Importance of Peel-Yalgorup System
The Peel-Yalgorup Ramsar site was listed in 1990 and includes the Peel Inlet, Harvey Estuary, Lake McLarty System, Lake Mealup and the waters & lands of Yalgorup National Park (10 lakes). The features of the Peel-Yalgorup System include:
- The largest and most diverse estuarine complex in SW Australia.
- Examples of coastal saline lakes and freshwater marshes.
- One of only two locations in the SW and one of very few in the world where living thrombolites occur in hyposaline water.
- Peel Inlet and Harvey Estuary comprise the most important area for waterbirds in SW Australia.
- Up to 150,000 waterbirds have been recorded in the estuary at one time.
- The site hosts over 1% of the populations of at least 14 waterbirds species.
- Significant site for migratory birds. Species include Eastern Curlew, Bar-tailed Godwit and Grey Plover. Australia also has agreements with China, Japan and Korea ( CAMBA, JAMBA, ROKAMBA) to protect migratory birds and their environment.
Download a copy of the Peel-Yalgorup Ramsar Brochure here.
Further detail about the Peel-Yalgorup Ramsar system, in the form of a Ramsar Information Sheet (or RIS) and a detailed map of the system are available from the Dept of Environment and Conservation website. (Website no longer exists)
Information for Stakeholders
The Peel-Harvey Catchment Council is working with stakeholders and the community in the development and implementation of the Peel-Yalgorup Ramsar Management Plan. The plan will help to ensure:
- Improved ecosystem health.
- Wetland management that aligns with the ‘wise use’ principle
- Coordinated research, monitoring & evaluation.
- Improved awareness of the Peel-Yalgorup Ramsar listing in the community.
- Better recognition of the Peel-Harvey region.
The ‘participatory’ management planning process is underway. A technical advisory group, comprising representatives of key agency and technical groups have met a number of times over recent months to consider both the management plan and the Ecological Character Description (or ECD). The group will continue to inform the planning process in the new year.

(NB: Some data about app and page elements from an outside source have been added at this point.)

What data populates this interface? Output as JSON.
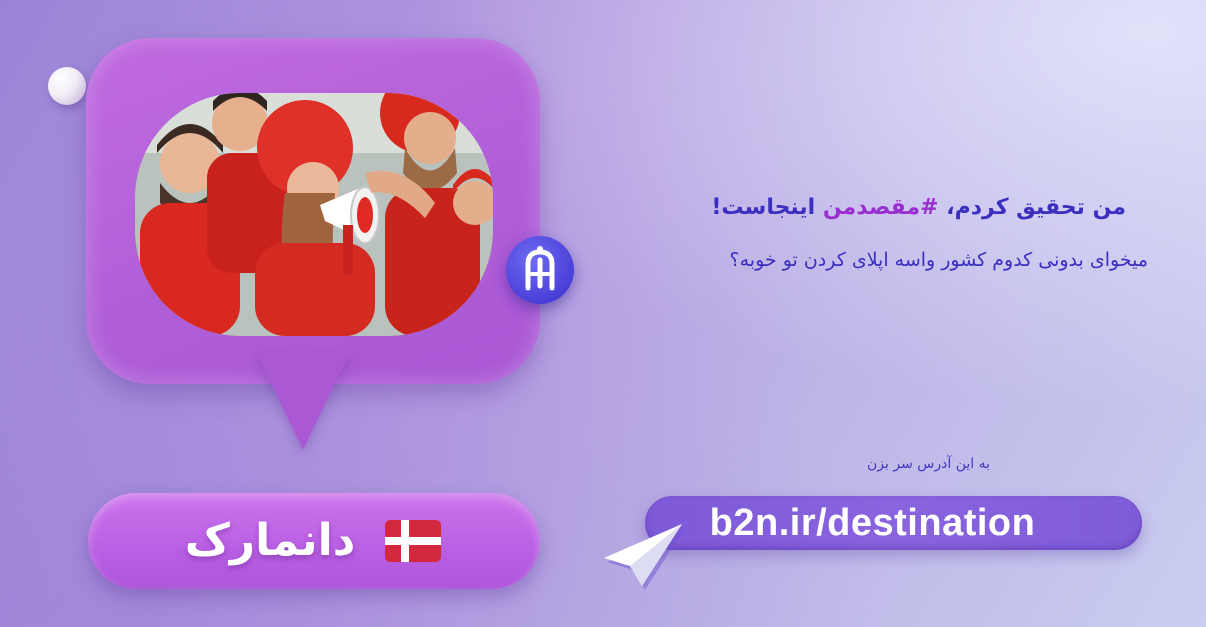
{
  "headline": {
    "prefix": "من تحقیق کردم، ",
    "hashtag": "#مقصدمن",
    "suffix": " اینجاست!"
  },
  "subline": "میخوای بدونی کدوم کشور واسه اپلای کردن تو خوبه؟",
  "visit_label": "به این آدرس سر بزن",
  "url": "b2n.ir/destination",
  "country": {
    "name": "دانمارک",
    "flag": "denmark-flag-icon"
  },
  "colors": {
    "accent": "#3a2fbf",
    "hashtag": "#9a2fd0",
    "bubble": "#b15fd9",
    "url_pill": "#8a64df",
    "flag_red": "#d4283e"
  }
}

Community representatives were contacted in October 2007, in a process of determining the roles and responsibilities of stakeholders in conservation and management of the Ramsar wetland. Respondents were asked to view a presentation (Download ~3Mb) and complete a questionnaire to indicate their willingness to participate in the management planning process.

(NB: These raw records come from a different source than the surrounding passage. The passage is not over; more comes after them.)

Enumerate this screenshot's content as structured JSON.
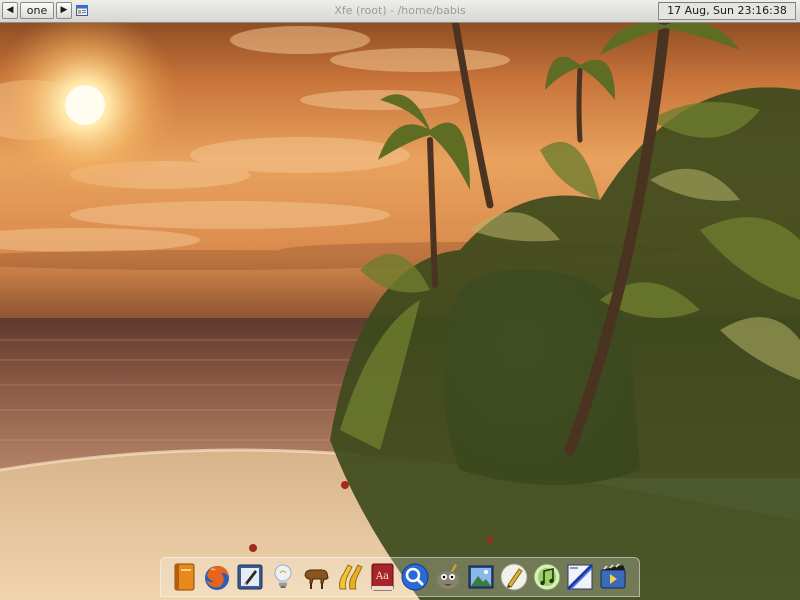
{
  "top_panel": {
    "prev_desktop_icon": "left-arrow-icon",
    "desktop_name": "one",
    "next_desktop_icon": "right-arrow-icon",
    "task_icon": "xfe-window-icon",
    "window_title": "Xfe (root) - /home/babis",
    "clock": "17 Aug, Sun 23:16:38"
  },
  "dock": {
    "items": [
      {
        "icon": "notebook-icon"
      },
      {
        "icon": "firefox-icon"
      },
      {
        "icon": "text-editor-icon"
      },
      {
        "icon": "lightbulb-icon"
      },
      {
        "icon": "gnu-icon"
      },
      {
        "icon": "tool-icon"
      },
      {
        "icon": "dictionary-icon",
        "text": "Aa"
      },
      {
        "icon": "search-icon"
      },
      {
        "icon": "gimp-icon"
      },
      {
        "icon": "image-viewer-icon"
      },
      {
        "icon": "pen-icon"
      },
      {
        "icon": "music-player-icon"
      },
      {
        "icon": "drawing-icon"
      },
      {
        "icon": "media-player-icon"
      }
    ]
  },
  "colors": {
    "panel_background": "#e0e0dc",
    "title_text": "#9b9b97",
    "sky_glow": "#f6c27a",
    "sand": "#e2c39a"
  }
}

Preliminary results were used as a basis for the next working stage – at the Peel Harvey Catchment Council’s Annual Community Forum held on 7 December 2007. Participants formed groups to review the key issues for managing the Ramsar System. The results of this work will be available soon.
If you would like more information about the planning process or wish to be involved, please contact Amanda Willmott at the Peel-Harvey Catchment Council via firstname.lastname@example.org or by phoning (08) 9550 4224.
Environment Protection and Biodiversity Conservation Act (1999) C’th
Australia recognises its obligations to the Ramsar Convention through legislative tools such as the Environment Protection and Biodiversity Conservation Act 1999(Cth). The Act protects seven matters of National Environmental Significance, including the ecological character of Ramsar wetlands, threatened ecological communities, listed threatened species and migratory species.
Under the Act, “Actions” that are likely to impact on a matter of National Environmental Significance must be referred to the Australian Government Minister. The referral should be made by:
- The person proposing to take an action, but may also be made by
- A State, Territory or Australian Government Minister, or government agency (including Local Government) that is aware of a proposed action if that Minister or agency has administrative responsibilities relating to the action, or
- The Australian Government Environment Minister
More information about this is available on the Australian Government’s website: www.environment.gov.au/epbc/publications/localgovernment